[Data about app and page elements]
+++++

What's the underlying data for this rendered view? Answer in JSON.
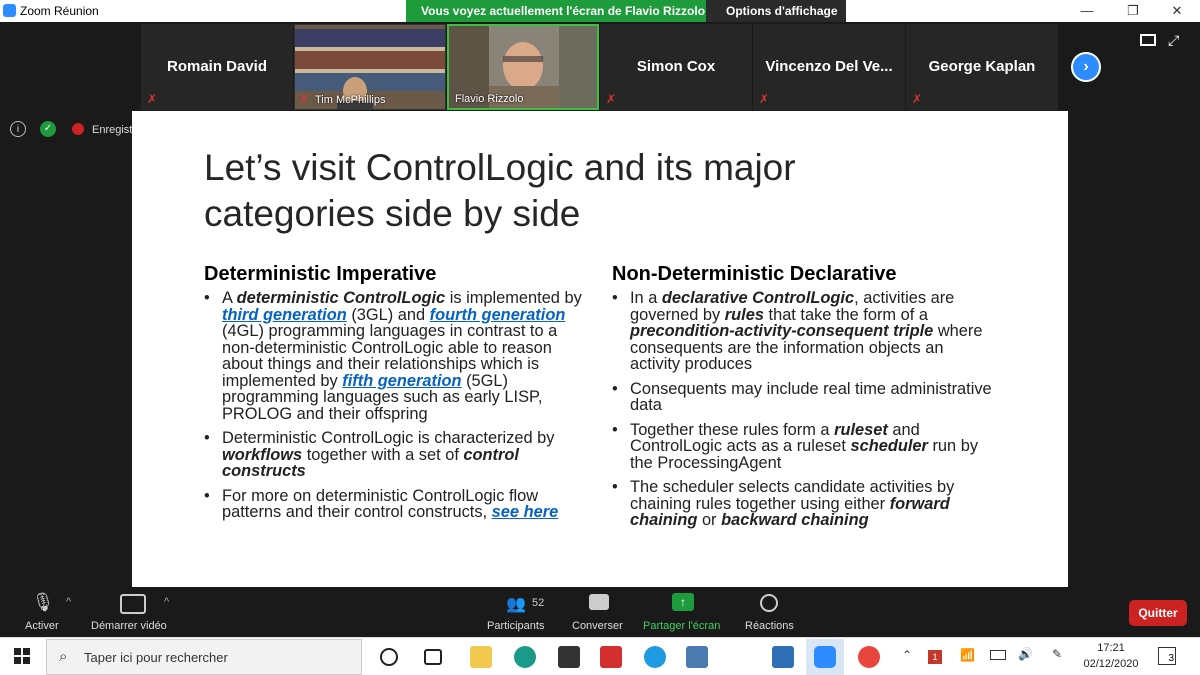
{
  "window": {
    "title": "Zoom Réunion"
  },
  "share_banner": {
    "message": "Vous voyez actuellement l'écran de Flavio Rizzolo",
    "options_label": "Options d'affichage"
  },
  "participants_strip": {
    "tiles": [
      {
        "name": "Romain David"
      },
      {
        "name": "Tim McPhillips"
      },
      {
        "name": "Flavio Rizzolo"
      },
      {
        "name": "Simon Cox"
      },
      {
        "name": "Vincenzo  Del  Ve..."
      },
      {
        "name": "George Kaplan"
      }
    ]
  },
  "status": {
    "recording_label": "Enregistr"
  },
  "slide": {
    "title_line1": "Let’s visit ControlLogic and its major",
    "title_line2": "categories side by side",
    "left": {
      "heading": "Deterministic Imperative",
      "b1": {
        "p1": "A ",
        "p2": "deterministic ControlLogic",
        "p3": " is implemented by ",
        "p4": "third generation",
        "p5": " (3GL) and ",
        "p6": "fourth generation",
        "p7": " (4GL) programming languages in contrast to a non-deterministic ControlLogic able to reason about things and their relationships which is implemented by ",
        "p8": "fifth generation",
        "p9": " (5GL) programming languages such as early LISP, PROLOG and their offspring"
      },
      "b2": {
        "p1": "Deterministic ControlLogic is characterized by ",
        "p2": "workflows",
        "p3": " together with a set of ",
        "p4": "control constructs"
      },
      "b3": {
        "p1": "For more on deterministic ControlLogic  flow patterns and their control constructs, ",
        "p2": "see here"
      }
    },
    "right": {
      "heading": "Non-Deterministic Declarative",
      "b1": {
        "p1": "In a ",
        "p2": "declarative ControlLogic",
        "p3": ", activities are governed by ",
        "p4": "rules",
        "p5": " that take the form of a ",
        "p6": "precondition-activity-consequent triple",
        "p7": " where consequents are the information objects an activity produces"
      },
      "b2": {
        "p1": "Consequents may include real time administrative data"
      },
      "b3": {
        "p1": "Together these rules form a ",
        "p2": "ruleset",
        "p3": " and ControlLogic acts as a ruleset ",
        "p4": "scheduler",
        "p5": " run by the ProcessingAgent"
      },
      "b4": {
        "p1": "The scheduler selects candidate activities by chaining rules together using either ",
        "p2": "forward chaining",
        "p3": " or ",
        "p4": "backward chaining"
      }
    }
  },
  "toolbar": {
    "mute": "Activer",
    "video": "Démarrer vidéo",
    "participants": "Participants",
    "participants_count": "52",
    "chat": "Converser",
    "share": "Partager l'écran",
    "reactions": "Réactions",
    "quit": "Quitter"
  },
  "taskbar": {
    "search_placeholder": "Taper ici pour rechercher",
    "time": "17:21",
    "date": "02/12/2020",
    "notifications": "3",
    "badge": "1"
  },
  "colors": {
    "share_green": "#1e9b3a",
    "zoom_blue": "#2d8cff",
    "quit_red": "#cc2222",
    "link_blue": "#0563c1"
  }
}
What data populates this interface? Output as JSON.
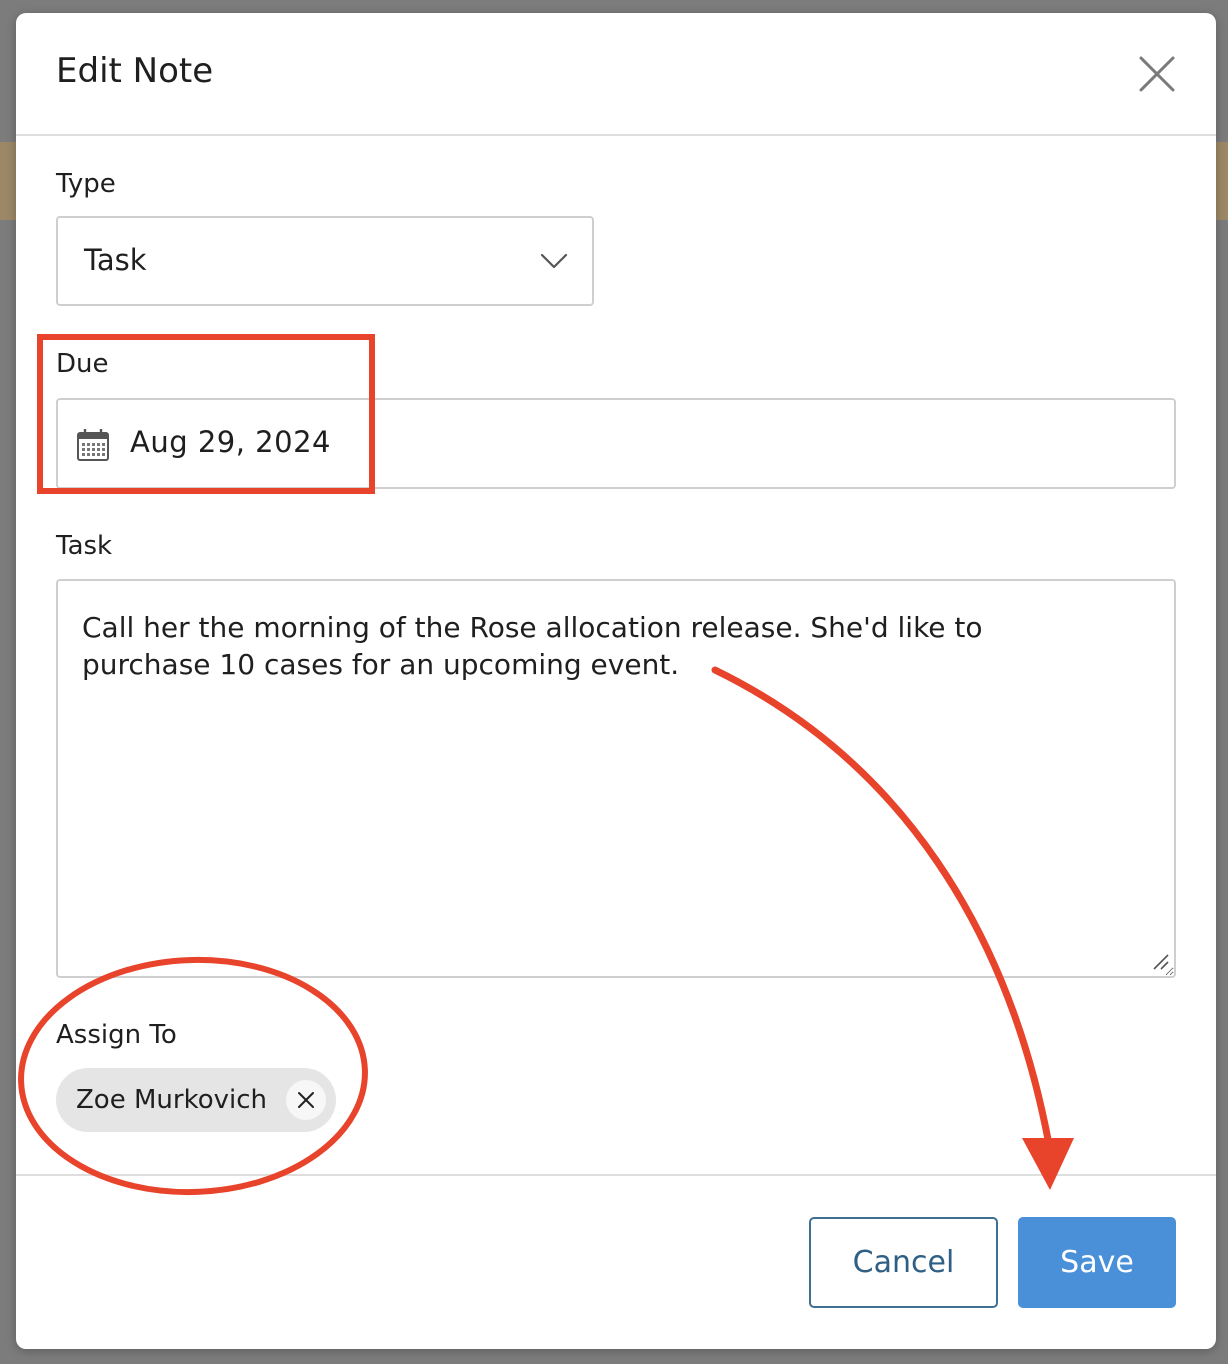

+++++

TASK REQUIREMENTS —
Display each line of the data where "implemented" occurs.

COMPLETED TASK —
        "p3": " is implemented by ",
        "p7": " (4GL) programming languages in contrast to a non-deterministic ControlLogic able to reason about things and their relationships which is implemented by ",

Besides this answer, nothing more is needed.